The Magic Corn Sheller; it was Invincible
Floyd Stiles provided several photos of an Invincible Corn Sheller that he is restoring. It was manufactured by the Keystone Farm Machine Company; in business in York, PA, between 1890 and 1919. It is difficult to tie down an exact date of manufacture for this sheller, however after reviewing several Farm Machinery files at the York County Heritage Trust, circa 1910 should be close.
My Grandpa Barshinger was in the chicken and egg business later in his life. All the corn he raised on his small farm went to feeding his chickens. One of the earliest jobs he gave me as a very young child was to remove the kernels from ears of corn; manually. The next several visits to Grandpa’s farm, I was content on removing the kernels manually.
Eventually Grandpa Barshinger showed me his corn sheller; if memory serves me correct, I think it was something like the Invincible model. I thought it was magic, at how fast the kernels were removed. When Floyd sent the photos showing the internals of the corn sheller, I guess it was the Engineer in me; I enjoyed seeing how these corn shellers performed their “magic.”
In the early 1870s business was booming for the Empire Car Works, one of two major railcar manufacturing firms within the City of York. Empire had outgrown their cramped factory on the east side of North Beaver Street. The proprietor of the Empire Car Works, Michael Schall, expanded by building a large new factory on the west side of North Beaver Street. This new factory was completed in 1873.
After the Empire Car Works went out of business, the Keystone Farm Machine Company moved from their York Street 1890 start-up location to the empty Car Works about 1894 and when they went of business in 1919, a large building in the complex became the start-up location of the former Keystone Color Works. In the 140 years of existence for this historic industrial structure, the three principal businesses that have occupied this structure have been:
- Empire Car Works (from its construction in 1873)
- Keystone Farm Machine Company (beginning about 1894)
- Keystone Color Works (beginning about 1919)
The following posts delve into the history of various occupants of the buildings:
- Two Railcar Manufacturers were in the City of York during the Civil War; plus Origins of the Empire Car Works
- Michael Schall’s Empire Car Works; plus his Family
- #29 Keystone Farm Machine Company in York; in the Factory Buildings that formerly housed the Empire Car Works
- Photos of Corn Sheller; Made In York by Keystone Farm Machine Company
- Keystone Color Works, a Historic Structure that goes back to 1873 and the Empire Car Works
Two readers have provided photos of products manufactured by the Keystone Farm Machine Company.

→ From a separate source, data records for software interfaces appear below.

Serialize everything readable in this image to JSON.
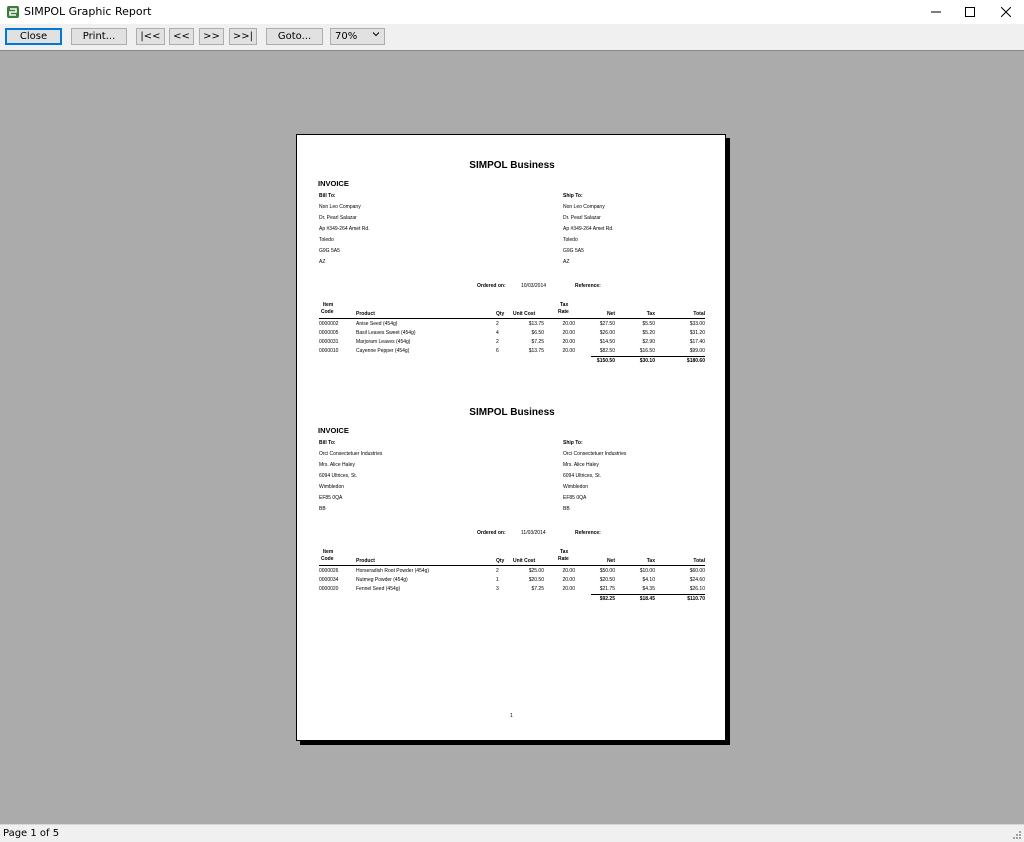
{
  "window": {
    "title": "SIMPOL Graphic Report",
    "icon": "simpol-app-icon",
    "controls": {
      "minimize": "—",
      "maximize": "☐",
      "close": "✕"
    }
  },
  "toolbar": {
    "close_label": "Close",
    "print_label": "Print...",
    "first_label": "|<<",
    "prev_label": "<<",
    "next_label": ">>",
    "last_label": ">>|",
    "goto_label": "Goto...",
    "zoom_value": "70%"
  },
  "report": {
    "invoices": [
      {
        "company": "SIMPOL Business",
        "heading": "INVOICE",
        "bill_to_label": "Bill To:",
        "ship_to_label": "Ship To:",
        "bill_to": [
          "Non Leo Company",
          "Dr. Pearl Salazar",
          "Ap #349-264 Amet Rd.",
          "Toledo",
          "G9G 5A5",
          "AZ"
        ],
        "ship_to": [
          "Non Leo Company",
          "Dr. Pearl Salazar",
          "Ap #349-264 Amet Rd.",
          "Toledo",
          "G9G 5A5",
          "AZ"
        ],
        "ordered_on_label": "Ordered on:",
        "ordered_on": "10/03/2014",
        "reference_label": "Reference:",
        "headers": {
          "item1": "Item",
          "item2": "Code",
          "product": "Product",
          "qty": "Qty",
          "unit_cost": "Unit Cost",
          "tax1": "Tax",
          "tax2": "Rate",
          "net": "Net",
          "tax": "Tax",
          "total": "Total"
        },
        "rows": [
          [
            "0000002",
            "Anise Seed (454g)",
            "2",
            "$13.75",
            "20.00",
            "$27.50",
            "$5.50",
            "$33.00"
          ],
          [
            "0000005",
            "Basil Leaves Sweet (454g)",
            "4",
            "$6.50",
            "20.00",
            "$26.00",
            "$5.20",
            "$31.20"
          ],
          [
            "0000031",
            "Marjoram Leaves (454g)",
            "2",
            "$7.25",
            "20.00",
            "$14.50",
            "$2.90",
            "$17.40"
          ],
          [
            "0000010",
            "Cayenne Pepper (454g)",
            "6",
            "$13.75",
            "20.00",
            "$82.50",
            "$16.50",
            "$99.00"
          ]
        ],
        "totals": {
          "net": "$150.50",
          "tax": "$30.10",
          "total": "$180.60"
        }
      },
      {
        "company": "SIMPOL Business",
        "heading": "INVOICE",
        "bill_to_label": "Bill To:",
        "ship_to_label": "Ship To:",
        "bill_to": [
          "Orci Consectetuer Industries",
          "Mrs. Alice Haley",
          "6094 Ultrices, St.",
          "Wimbledon",
          "EF85 0QA",
          "BB"
        ],
        "ship_to": [
          "Orci Consectetuer Industries",
          "Mrs. Alice Haley",
          "6094 Ultrices, St.",
          "Wimbledon",
          "EF85 0QA",
          "BB"
        ],
        "ordered_on_label": "Ordered on:",
        "ordered_on": "11/03/2014",
        "reference_label": "Reference:",
        "headers": {
          "item1": "Item",
          "item2": "Code",
          "product": "Product",
          "qty": "Qty",
          "unit_cost": "Unit Cost",
          "tax1": "Tax",
          "tax2": "Rate",
          "net": "Net",
          "tax": "Tax",
          "total": "Total"
        },
        "rows": [
          [
            "0000026",
            "Horseradish Root Powder (454g)",
            "2",
            "$25.00",
            "20.00",
            "$50.00",
            "$10.00",
            "$60.00"
          ],
          [
            "0000034",
            "Nutmeg Powder (454g)",
            "1",
            "$20.50",
            "20.00",
            "$20.50",
            "$4.10",
            "$24.60"
          ],
          [
            "0000020",
            "Fennel Seed (454g)",
            "3",
            "$7.25",
            "20.00",
            "$21.75",
            "$4.35",
            "$26.10"
          ]
        ],
        "totals": {
          "net": "$92.25",
          "tax": "$18.45",
          "total": "$110.70"
        }
      }
    ],
    "page_number": "1"
  },
  "status": {
    "text": "Page 1 of 5"
  },
  "colors": {
    "preview_bg": "#ababab",
    "toolbar_bg": "#f0f0f0",
    "focus_border": "#0078d7"
  }
}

The post on Monday will examine the Economy Corn Sheller. Continue reading for more on the Invincible Corn Sheller.
The collections of the York County Heritage Trust contain a file of Keystone Farm Machine Company information. A product catalog is in this file; unfortunately it is not dated. This is the catalog drawing of the corn sheller that Floyd is restoring; the Invincible One Hole Corn Sheller.

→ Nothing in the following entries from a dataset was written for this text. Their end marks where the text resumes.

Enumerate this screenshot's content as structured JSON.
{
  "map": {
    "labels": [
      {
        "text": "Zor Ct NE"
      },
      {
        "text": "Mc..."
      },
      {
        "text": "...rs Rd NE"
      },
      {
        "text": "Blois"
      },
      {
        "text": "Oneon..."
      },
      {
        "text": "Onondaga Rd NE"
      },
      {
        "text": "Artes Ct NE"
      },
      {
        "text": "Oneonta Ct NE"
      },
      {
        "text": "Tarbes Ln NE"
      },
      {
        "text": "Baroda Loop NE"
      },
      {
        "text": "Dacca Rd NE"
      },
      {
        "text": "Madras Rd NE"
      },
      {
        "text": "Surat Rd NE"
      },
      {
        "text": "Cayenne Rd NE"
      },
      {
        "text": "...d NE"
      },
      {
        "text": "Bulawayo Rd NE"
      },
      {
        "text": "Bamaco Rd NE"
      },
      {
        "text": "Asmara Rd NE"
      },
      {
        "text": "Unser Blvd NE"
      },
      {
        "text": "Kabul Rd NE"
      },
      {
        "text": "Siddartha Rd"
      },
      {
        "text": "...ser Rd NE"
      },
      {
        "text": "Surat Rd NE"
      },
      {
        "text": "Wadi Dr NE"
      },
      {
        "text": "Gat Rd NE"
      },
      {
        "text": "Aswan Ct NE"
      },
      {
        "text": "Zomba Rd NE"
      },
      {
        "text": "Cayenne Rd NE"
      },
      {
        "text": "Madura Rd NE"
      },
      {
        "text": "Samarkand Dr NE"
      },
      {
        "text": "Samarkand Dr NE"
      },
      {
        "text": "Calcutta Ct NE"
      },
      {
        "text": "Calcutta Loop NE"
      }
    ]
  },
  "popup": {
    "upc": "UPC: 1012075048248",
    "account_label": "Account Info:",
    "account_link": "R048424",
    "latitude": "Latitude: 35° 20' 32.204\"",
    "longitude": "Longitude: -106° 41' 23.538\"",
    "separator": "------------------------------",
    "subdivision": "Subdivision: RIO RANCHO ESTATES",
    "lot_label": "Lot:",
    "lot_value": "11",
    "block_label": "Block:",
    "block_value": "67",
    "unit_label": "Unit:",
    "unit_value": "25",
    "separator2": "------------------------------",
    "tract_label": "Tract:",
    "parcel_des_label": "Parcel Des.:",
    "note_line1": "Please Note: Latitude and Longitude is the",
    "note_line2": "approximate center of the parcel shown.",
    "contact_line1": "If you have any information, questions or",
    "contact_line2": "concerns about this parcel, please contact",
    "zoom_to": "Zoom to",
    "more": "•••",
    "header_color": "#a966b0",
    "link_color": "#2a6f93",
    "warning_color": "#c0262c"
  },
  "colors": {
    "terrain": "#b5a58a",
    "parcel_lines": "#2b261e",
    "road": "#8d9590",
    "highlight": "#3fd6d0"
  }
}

This end view photo, that Floyd supplied, shows the shaker end of the corn sheller. This is where kernels of corn are sorted from the cobs after being pummeled by the gear-like wheels inside the sheller which separate the kernels from the corn cobs.
Details about the Invincible One Hole Corn Sheller are pretty sparse in the catalog. The information specific to this model: Capacity 25 bushels per hour, Price $12.00 and Weight 145 pounds.
The following construction details apply to all corn shellers produced by the Keystone Farm Machine Company. The frames are made of Hard Maple, mortised and tenoned and are securely fastened together by joint bolts, steel dowels or brace rods. Boxes are engine bored; Shafts are cold rolled steel; and Feed Spouts are adjustable for large or small ears of corn.
Letters in the York County Heritage Trust file of Keystone Farm Machine Company information ask about lettering and decorations used on their products. My experience is that catalogs containing photos are the best guide. In catalogs with only sketched illustrations, such as the Keystone Farm Machine Company catalog, artists tend to make the lettering and decorations fancier, as compared to what actually occurs on the products produced. Thus the photos at the beginning of this post provide the best lettering guide.
This zoomed-in detail of the shaker plate on the corn sheller shows the holes in the metal plate where kernels of corn drop, being sorted from the cobs; which fall off the end of the shaker. The kernels drop onto another York product; wire screen produced by the New York Wire Cloth Company. This wire screen allows small debris to drop through while the kernels of corn slide down the wire screen into a side funnel; from which they can fall into a container.
An Invincible Two Hole Corn Sheller also appears in the Keystone Farm Machine Company catalog. The information specific to the two-hole model: Capacity 50 to 60 bushels per hour, Price $22.00 and Weight 282 pounds. If machine driven, six-hundred RPM is specified.Reading the Headlines: A Quick Index to All YorksPast Posts